I’m back since a few days, after 3 weeks of travel and experiences. I didn’t have time to write and post when I was there. I always need time to reflect on my experiences.
What attracts me most in the shakuhachi, what touches me most beyond its fabulous sound, is the spirituality and the nature. Maybe they are both the same for me. Being in nature is meditating. I sometimes go to the the forest nearby where I live with a head full of thoughts, and I come back with a head full of birds’ songs.
Playing a traditional music which isn’t from your own country is like speaking a foreign language. Going to Japan was going to the source of this language and trying to discover and feel what inspired the people who created this music. Quite a program. In two parts. Tokyo, for the shakuhachi lessons, the culture, the modern life. Hokkaido for the nature. There were both as inspiring.
A full week of individual lessons was like a private masterclass. At the end of the week, Fukuda-sensei organised a home concert, with his students and his wife’s students in shamisen. A special occasion to meet other students, from beginners to more advanced people and to play together. The sound of the first inhalation, all together, was a moment of pure joy.
Even though I’m a teacher myself, I still have so much to learn. Playing shakuhachi is a way, I’m moving forward on this path, with ups and downs, enjoying every little step of it. I learned a lot during this week with Fukuda-sensei and I’m very grateful for his generosity. The concert was the apotheosis, we played together a new version of Rembo-Sugomori, a duet composition based on Sōkaku Reibo and Tsuru no Sugomori, the nesting of the cranes.
And two days later, I flew with my husband to Hokkaido, with the hope to see in real the Japanese cranes.
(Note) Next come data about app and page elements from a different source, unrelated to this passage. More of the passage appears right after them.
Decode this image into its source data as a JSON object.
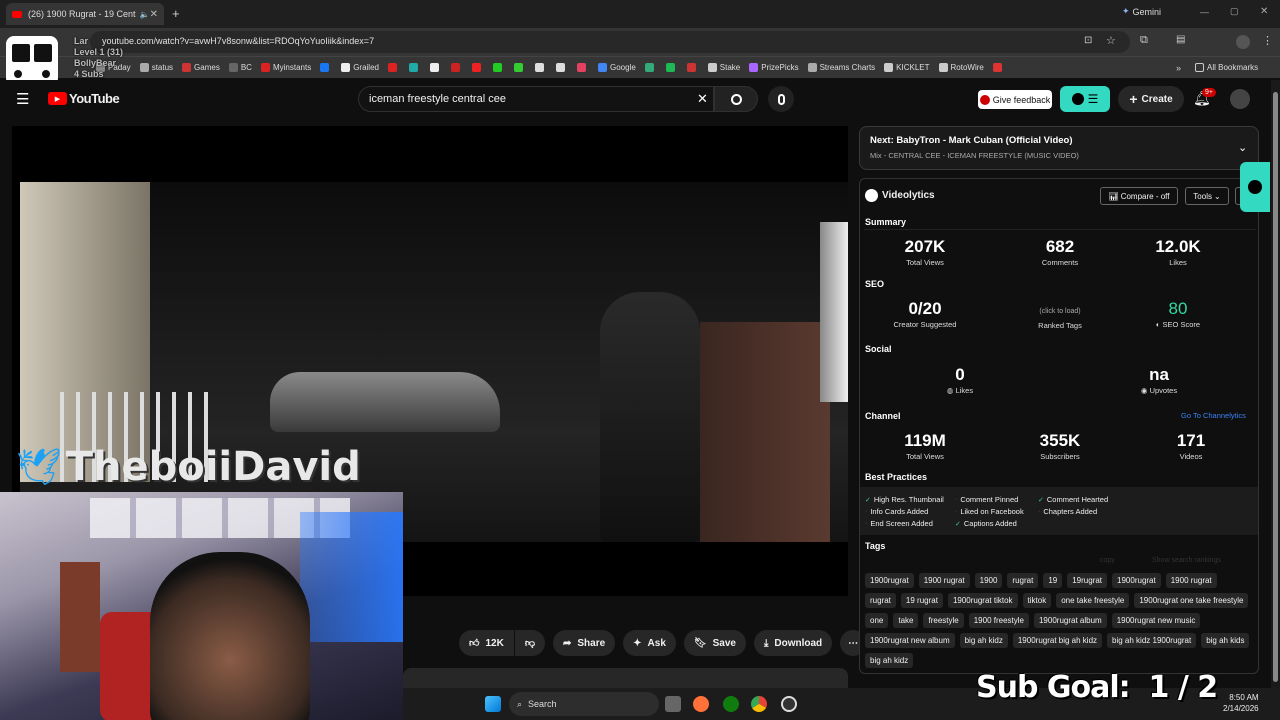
{
  "browser": {
    "tab_title": "(26) 1900 Rugrat - 19 Cent",
    "url": "youtube.com/watch?v=avwH7v8sonw&list=RDOqYoYuoIiik&index=7",
    "gemini": "Gemini",
    "all_bookmarks": "All Bookmarks"
  },
  "bookmarks": [
    {
      "label": "Paday",
      "color": "#888"
    },
    {
      "label": "status",
      "color": "#aaa"
    },
    {
      "label": "Games",
      "color": "#c33"
    },
    {
      "label": "BC",
      "color": "#666"
    },
    {
      "label": "Myinstants",
      "color": "#d22"
    },
    {
      "label": "",
      "color": "#1877f2"
    },
    {
      "label": "Grailed",
      "color": "#eee"
    },
    {
      "label": "",
      "color": "#d22"
    },
    {
      "label": "",
      "color": "#2aa"
    },
    {
      "label": "",
      "color": "#eee"
    },
    {
      "label": "",
      "color": "#c22"
    },
    {
      "label": "",
      "color": "#e22"
    },
    {
      "label": "",
      "color": "#2c2"
    },
    {
      "label": "",
      "color": "#3c3"
    },
    {
      "label": "",
      "color": "#ddd"
    },
    {
      "label": "",
      "color": "#ddd"
    },
    {
      "label": "",
      "color": "#e4405f"
    },
    {
      "label": "Google",
      "color": "#4285f4"
    },
    {
      "label": "",
      "color": "#3a7"
    },
    {
      "label": "",
      "color": "#1db954"
    },
    {
      "label": "",
      "color": "#c33"
    },
    {
      "label": "Stake",
      "color": "#ccc"
    },
    {
      "label": "PrizePicks",
      "color": "#a6f"
    },
    {
      "label": "Streams Charts",
      "color": "#aaa"
    },
    {
      "label": "KICKLET",
      "color": "#ccc"
    },
    {
      "label": "RotoWire",
      "color": "#ccc"
    },
    {
      "label": "",
      "color": "#d33"
    }
  ],
  "overlay": {
    "line1": "Lar",
    "line2": "Level 1 (31)",
    "line3": "BollyBear",
    "line4": "4 Subs"
  },
  "youtube": {
    "logo": "YouTube",
    "search_value": "iceman freestyle central cee",
    "give_feedback": "Give feedback",
    "create": "Create",
    "notif_badge": "9+"
  },
  "video": {
    "watermark": "TheboiiDavid"
  },
  "actions": {
    "likes": "12K",
    "share": "Share",
    "ask": "Ask",
    "save": "Save",
    "download": "Download"
  },
  "next": {
    "title": "Next: BabyTron - Mark Cuban (Official Video)",
    "subtitle": "Mix - CENTRAL CEE - ICEMAN FREESTYLE (MUSIC VIDEO)"
  },
  "videolytics": {
    "brand": "Videolytics",
    "compare": "Compare - off",
    "tools": "Tools",
    "summary_label": "Summary",
    "summary": [
      {
        "value": "207K",
        "label": "Total Views"
      },
      {
        "value": "682",
        "label": "Comments"
      },
      {
        "value": "12.0K",
        "label": "Likes"
      }
    ],
    "seo_label": "SEO",
    "seo": {
      "suggested_value": "0/20",
      "suggested_label": "Creator Suggested",
      "ranked_hint": "(click to load)",
      "ranked_label": "Ranked Tags",
      "score_value": "80",
      "score_label": "SEO Score"
    },
    "social_label": "Social",
    "social": [
      {
        "value": "0",
        "label": "Likes"
      },
      {
        "value": "na",
        "label": "Upvotes"
      }
    ],
    "channel_label": "Channel",
    "channel_link": "Go To Channelytics",
    "channel": [
      {
        "value": "119M",
        "label": "Total Views"
      },
      {
        "value": "355K",
        "label": "Subscribers"
      },
      {
        "value": "171",
        "label": "Videos"
      }
    ],
    "best_label": "Best Practices",
    "best": [
      "High Res. Thumbnail",
      "Comment Pinned",
      "Comment Hearted",
      "Info Cards Added",
      "Liked on Facebook",
      "Chapters Added",
      "End Screen Added",
      "Captions Added"
    ],
    "tags_label": "Tags",
    "copy": "copy",
    "show_rankings": "Show search rankings",
    "tags": [
      "1900rugrat",
      "1900 rugrat",
      "1900",
      "rugrat",
      "19",
      "19rugrat",
      "1900rugrat",
      "1900 rugrat",
      "rugrat",
      "19 rugrat",
      "1900rugrat tiktok",
      "tiktok",
      "one take freestyle",
      "1900rugrat one take freestyle",
      "one",
      "take",
      "freestyle",
      "1900 freestyle",
      "1900rugrat album",
      "1900rugrat new music",
      "1900rugrat new album",
      "big ah kidz",
      "1900rugrat big ah kidz",
      "big ah kidz 1900rugrat",
      "big ah kids",
      "big ah kidz"
    ]
  },
  "sub_goal": "Sub Goal:  1 / 2",
  "taskbar": {
    "search": "Search",
    "time": "8:50 AM",
    "date": "2/14/2026"
  }
}
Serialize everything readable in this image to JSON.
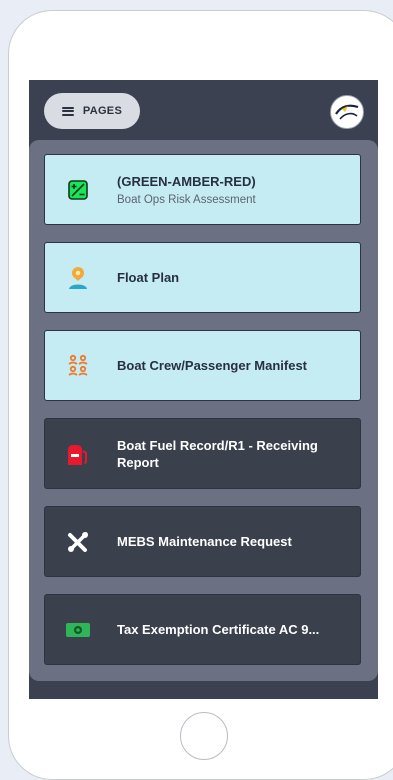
{
  "header": {
    "pages_label": "PAGES"
  },
  "cards": [
    {
      "title": "(GREEN-AMBER-RED)",
      "subtitle": "Boat Ops Risk Assessment",
      "icon": "risk-assessment-icon",
      "theme": "light",
      "icon_color": "#1ee35a"
    },
    {
      "title": "Float Plan",
      "subtitle": "",
      "icon": "location-person-icon",
      "theme": "light",
      "icon_color": "#f2a93b"
    },
    {
      "title": "Boat Crew/Passenger Manifest",
      "subtitle": "",
      "icon": "crew-group-icon",
      "theme": "light",
      "icon_color": "#f07a2a"
    },
    {
      "title": "Boat Fuel Record/R1 - Receiving Report",
      "subtitle": "",
      "icon": "fuel-pump-icon",
      "theme": "dark",
      "icon_color": "#e8192c"
    },
    {
      "title": "MEBS Maintenance Request",
      "subtitle": "",
      "icon": "tools-icon",
      "theme": "dark",
      "icon_color": "#ffffff"
    },
    {
      "title": "Tax Exemption Certificate AC 9...",
      "subtitle": "",
      "icon": "money-icon",
      "theme": "dark",
      "icon_color": "#2fb457"
    }
  ],
  "colors": {
    "screen_bg": "#3b4150",
    "panel_bg": "#6b7183",
    "card_light": "#c5ebf3",
    "card_dark": "#3b404d"
  }
}
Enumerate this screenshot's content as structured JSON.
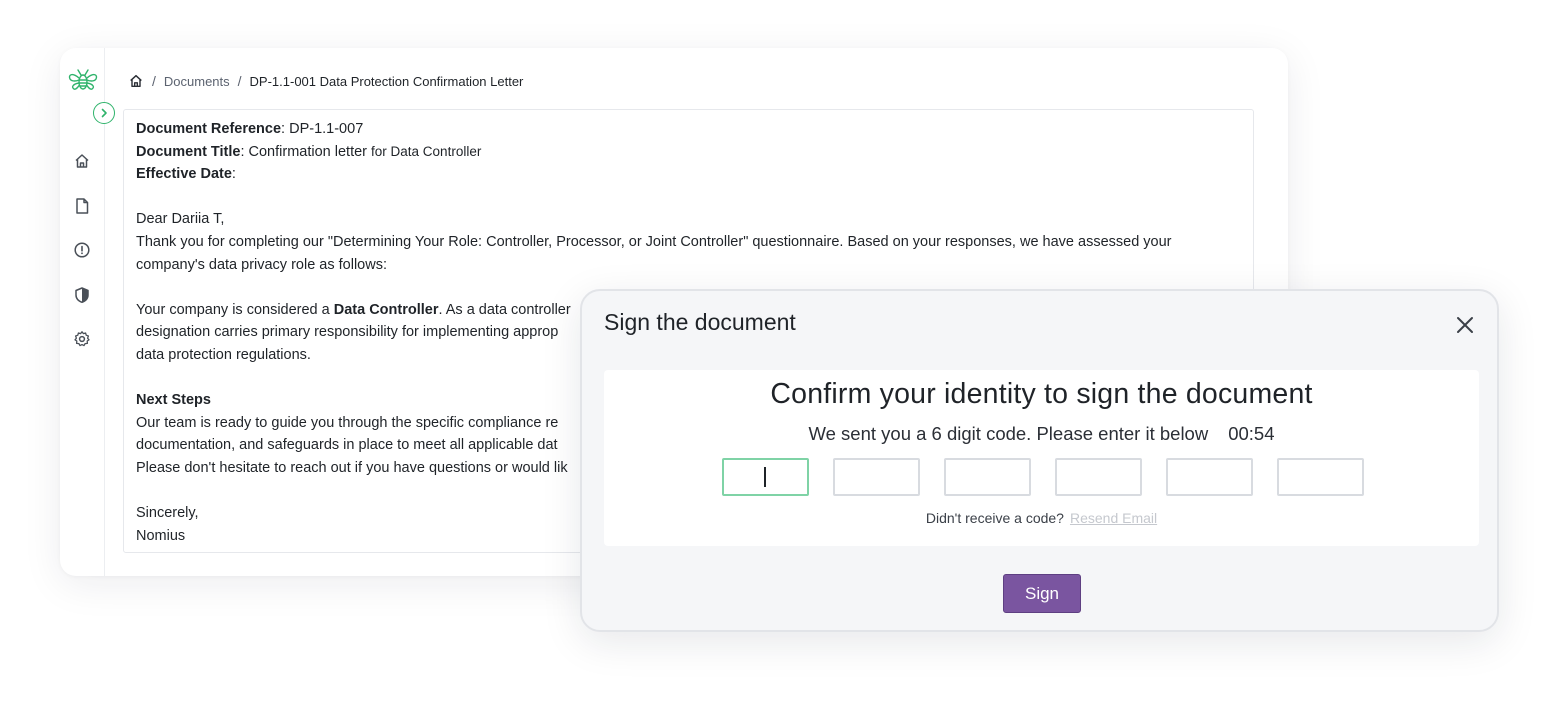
{
  "breadcrumb": {
    "home_icon": "home-icon",
    "separator": "/",
    "documents": "Documents",
    "current": "DP-1.1-001 Data Protection Confirmation Letter"
  },
  "sidebar": {
    "logo": "bee-logo",
    "items": [
      {
        "icon": "home-icon"
      },
      {
        "icon": "document-icon"
      },
      {
        "icon": "alert-circle-icon"
      },
      {
        "icon": "shield-icon"
      },
      {
        "icon": "gear-icon"
      }
    ]
  },
  "document": {
    "ref_label": "Document Reference",
    "ref_value": ": DP-1.1-007",
    "title_label": "Document Title",
    "title_value": ": Confirmation letter ",
    "title_value_small": "for Data Controller",
    "date_label": "Effective Date",
    "date_value": ":",
    "greeting": "Dear Dariia T,",
    "intro": "Thank you for completing our \"Determining Your Role: Controller, Processor, or Joint Controller\" questionnaire. Based on your responses, we have assessed your company's data privacy role as follows:",
    "role_prefix": "Your company is considered a ",
    "role_bold": "Data Controller",
    "role_line1_rest": ". As a data controller",
    "role_line2": "designation carries primary responsibility for implementing approp",
    "role_line3": "data protection regulations.",
    "next_steps_heading": "Next Steps",
    "next_line1": "Our team is ready to guide you through the specific compliance re",
    "next_line2": "documentation, and safeguards in place to meet all applicable dat",
    "next_line3": "Please don't hesitate to reach out if you have questions or would lik",
    "closing": "Sincerely,",
    "signature": "Nomius"
  },
  "modal": {
    "title": "Sign the document",
    "heading": "Confirm your identity to sign the document",
    "subtitle": "We sent you a 6 digit code. Please enter it below",
    "timer": "00:54",
    "code_values": [
      "",
      "",
      "",
      "",
      "",
      ""
    ],
    "resend_prompt": "Didn't receive a code?",
    "resend_link": "Resend Email",
    "sign_label": "Sign"
  },
  "colors": {
    "accent_green": "#2fb36b",
    "active_box_border": "#7fd3a6",
    "sign_button": "#7a55a0",
    "resend_link": "#c5c8ce"
  }
}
Wish fulfilled.
In Hokkaido, the cherry blossoms (sakura) arrive only in June. We exchanged the hectic city of Tokyo for the silence and the emptiness of East-Hokkaido. We exchanged the cherry blossoms for the snow.
Going birdwatching with a Japanese guide was a unique experience. We discovered the Japanese nature and traditions. We made new friends. And we saw Japanese cranes! Not at one of the feeding stations, surrounded by hundreds of photographers, but alone, in the nature, in the fields, the bushes, near water, already breading or preparing to bread. We heard the sound of their call.
I filled myself with all the sounds of the nature: the wind, the rivers, the deers, the cranes, and so many birds!
And then, the last evening, I played shakuhachi for our guests, with all the sounds I had collected during the week, I played Honte Choshi, Takiotochi (Waterfall) and Tsuru no Sugomori (Nesting of the cranes), and two folksongs of Hokkaido. They had never heard shakuhachi in real before. I let them try it. It was a beautiful moment.